'I will be back on it shortly,' Walker said at an event to publicise the Topps Match Attax Tour.

'I just thought with my form it was time to concentrate on my football rather then tweeting.

'But I will definitely be back on it because I like to have a bit of banter with the fans and it's good to give the fans something back because they are coming to support us every game.'

Walker is not the first player to have shut his account. Darron Gibson and Danny Simpson both came off Twitter after receiving abuse while others have removed their profiles after getting in to trouble with their clubs and the authorities.

Disappointing: Walker could not help Tottenham past Norwich in the Capital One Cup

Disappointing: Walker could not help Tottenham past Norwich in the Capital One Cup

The former Sheffield United defender was clearly angered by some of the tweets he received following his display against Chelsea, and he admits he will have to learn to take any more abuse that comes his way when he returns to the site.

'When people say silly things you have to be a bit thick skinned and try and not make it bother you, but sometimes some comments do hurt because you go out there every week to try your best and you don't want to disappoint anyone,” Walker said.

'You just have to overcome it and get on with it. People are entitled to their opinions.'

Last year Walker enjoyed a hugely successful season in which he was compared to Roberto Carlos, scored a magnificent derby winner against Arsenal, and won the Professional Footballers' Association Young Player of the Year award.

Inconsistent: Kyle Walker says his form has been up and down

Inconsistent: Kyle Walker says his form has been up and down

The pacy full-back admits his form has been patchy at times this season, however.

'My form has been a bit up and down to be truthful. I couldn't tell you why,' Walker said.

'I had a good season last season so to keep that standard is very high.

'I will try and keep doing what I did last season and hopefully everything will fall in to place.

'I am prepared to work after training…that will make me a better player.'

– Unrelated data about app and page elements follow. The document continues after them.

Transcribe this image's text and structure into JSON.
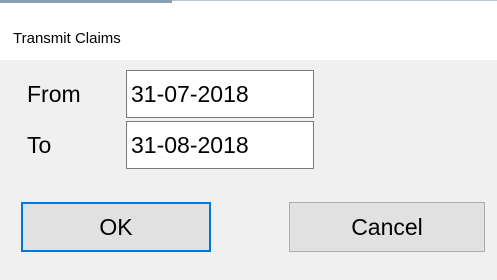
{
  "window": {
    "title": "Transmit Claims"
  },
  "form": {
    "from_label": "From",
    "from_value": "31-07-2018",
    "to_label": "To",
    "to_value": "31-08-2018"
  },
  "buttons": {
    "ok_label": "OK",
    "cancel_label": "Cancel"
  },
  "colors": {
    "dialog_background": "#f0f0f0",
    "titlebar_background": "#ffffff",
    "default_button_border": "#0078d7",
    "button_background": "#e1e1e1"
  }
}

One player whose form has not been questioned this season is Walker's team-mate Jermain Defoe.

Defoe struggled to make Harry Redknapp's first team last season, but he has looked sharp since Andre Villas-Boas' arrival, scoring eight goals for club and country so far this year.

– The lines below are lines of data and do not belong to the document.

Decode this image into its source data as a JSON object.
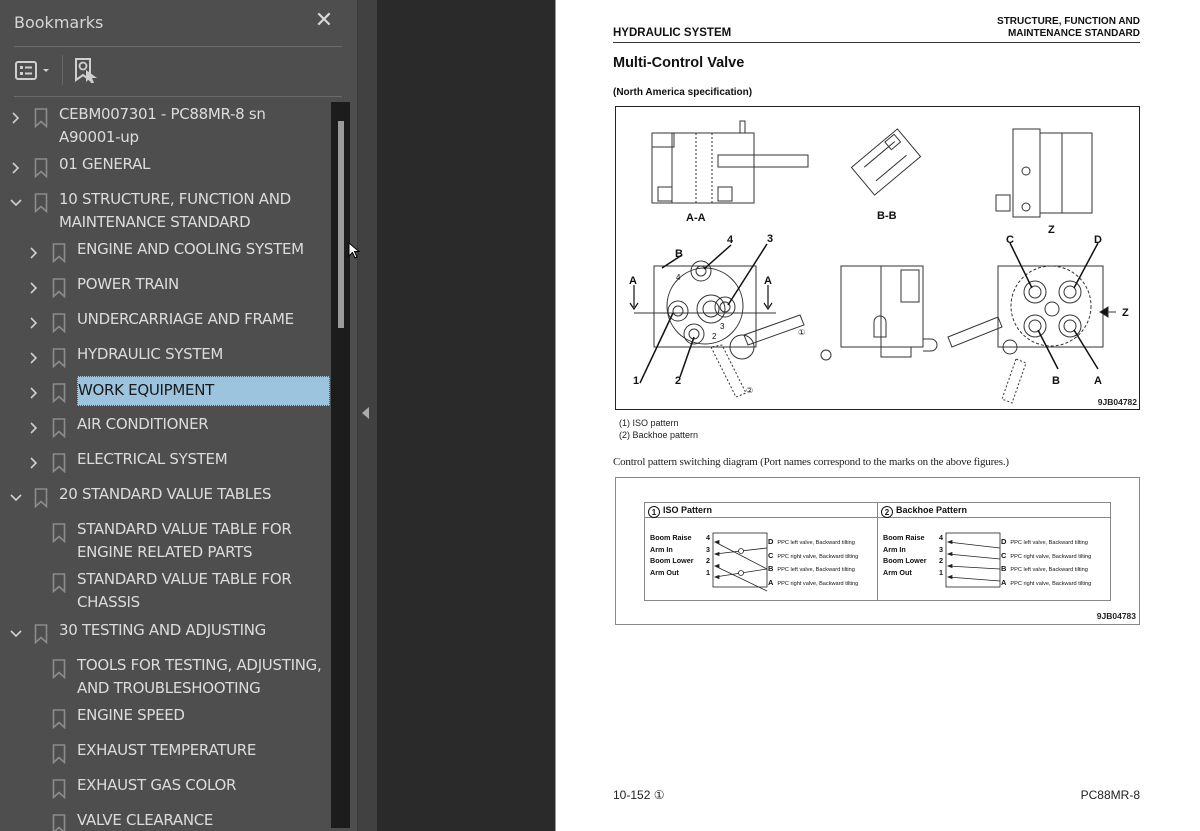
{
  "sidebar": {
    "title": "Bookmarks",
    "close_icon": "close-icon",
    "toolbar": {
      "options_icon": "list-options-icon",
      "find_icon": "find-current-bookmark-icon"
    },
    "items": [
      {
        "label": "CEBM007301 - PC88MR-8 sn\nA90001-up",
        "level": 0,
        "expander": "collapsed"
      },
      {
        "label": "01 GENERAL",
        "level": 0,
        "expander": "collapsed"
      },
      {
        "label": "10 STRUCTURE, FUNCTION AND\nMAINTENANCE STANDARD",
        "level": 0,
        "expander": "expanded"
      },
      {
        "label": "ENGINE AND COOLING SYSTEM",
        "level": 1,
        "expander": "collapsed"
      },
      {
        "label": "POWER TRAIN",
        "level": 1,
        "expander": "collapsed"
      },
      {
        "label": "UNDERCARRIAGE AND FRAME",
        "level": 1,
        "expander": "collapsed"
      },
      {
        "label": "HYDRAULIC SYSTEM",
        "level": 1,
        "expander": "collapsed"
      },
      {
        "label": "WORK EQUIPMENT",
        "level": 1,
        "expander": "collapsed",
        "selected": true
      },
      {
        "label": "AIR CONDITIONER",
        "level": 1,
        "expander": "collapsed"
      },
      {
        "label": "ELECTRICAL SYSTEM",
        "level": 1,
        "expander": "collapsed"
      },
      {
        "label": "20 STANDARD VALUE TABLES",
        "level": 0,
        "expander": "expanded"
      },
      {
        "label": "STANDARD VALUE TABLE FOR\nENGINE RELATED PARTS",
        "level": 1,
        "expander": "none"
      },
      {
        "label": "STANDARD VALUE TABLE FOR\nCHASSIS",
        "level": 1,
        "expander": "none"
      },
      {
        "label": "30 TESTING AND ADJUSTING",
        "level": 0,
        "expander": "expanded"
      },
      {
        "label": "TOOLS FOR TESTING, ADJUSTING,\nAND TROUBLESHOOTING",
        "level": 1,
        "expander": "none"
      },
      {
        "label": "ENGINE SPEED",
        "level": 1,
        "expander": "none"
      },
      {
        "label": "EXHAUST TEMPERATURE",
        "level": 1,
        "expander": "none"
      },
      {
        "label": "EXHAUST GAS COLOR",
        "level": 1,
        "expander": "none"
      },
      {
        "label": "VALVE CLEARANCE",
        "level": 1,
        "expander": "none"
      }
    ],
    "selection_color": "#9cc4de"
  },
  "page": {
    "header_left": "HYDRAULIC SYSTEM",
    "header_right_line1": "STRUCTURE, FUNCTION AND",
    "header_right_line2": "MAINTENANCE STANDARD",
    "title": "Multi-Control Valve",
    "spec": "(North America specification)",
    "figure1": {
      "id": "9JB04782",
      "section_labels": [
        "A-A",
        "B-B",
        "Z"
      ],
      "callouts": [
        "1",
        "2",
        "3",
        "4",
        "A",
        "B",
        "C",
        "D",
        "Z"
      ]
    },
    "legend": [
      "(1) ISO pattern",
      "(2) Backhoe pattern"
    ],
    "caption": "Control pattern switching diagram (Port names correspond to the marks on the above figures.)",
    "figure2": {
      "id": "9JB04783",
      "iso": {
        "num": "1",
        "title": "ISO Pattern",
        "operations": [
          "Boom Raise",
          "Arm In",
          "Boom Lower",
          "Arm Out"
        ],
        "numbers": [
          "4",
          "3",
          "2",
          "1"
        ],
        "ports": [
          {
            "port": "D",
            "desc": "PPC left valve, Backward tilting"
          },
          {
            "port": "C",
            "desc": "PPC right valve, Backward tilting"
          },
          {
            "port": "B",
            "desc": "PPC left valve, Backward tilting"
          },
          {
            "port": "A",
            "desc": "PPC right valve, Backward tilting"
          }
        ]
      },
      "backhoe": {
        "num": "2",
        "title": "Backhoe Pattern",
        "operations": [
          "Boom Raise",
          "Arm In",
          "Boom Lower",
          "Arm Out"
        ],
        "numbers": [
          "4",
          "3",
          "2",
          "1"
        ],
        "ports": [
          {
            "port": "D",
            "desc": "PPC left valve, Backward tilting"
          },
          {
            "port": "C",
            "desc": "PPC right valve, Backward tilting"
          },
          {
            "port": "B",
            "desc": "PPC left valve, Backward tilting"
          },
          {
            "port": "A",
            "desc": "PPC right valve, Backward tilting"
          }
        ]
      }
    },
    "footer_left": "10-152 ①",
    "footer_right": "PC88MR-8"
  }
}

The 30-year-old will no doubt be looking to add to that tally tomorrow when Tottenham welcome Wigan to White Hart Lane in the Barclays Premier League.

Walker thinks Defoe is in just as good form now as he was three years ago when he put five past Wigan in Tottenham's stunning 9-1 win at White Hart Lane.

'I don't think he has ever dropped that form (since the 9-1 win),” Walker added.

'He is one of the first in the gym and he does his finishing after training as well so he is getting the rewards he didn't get last season.

'He is someone young strikers look up to and will learn a lot off, not just in terms of his goalscoring, but his attitude as well.

'He is a pleasure to play with.'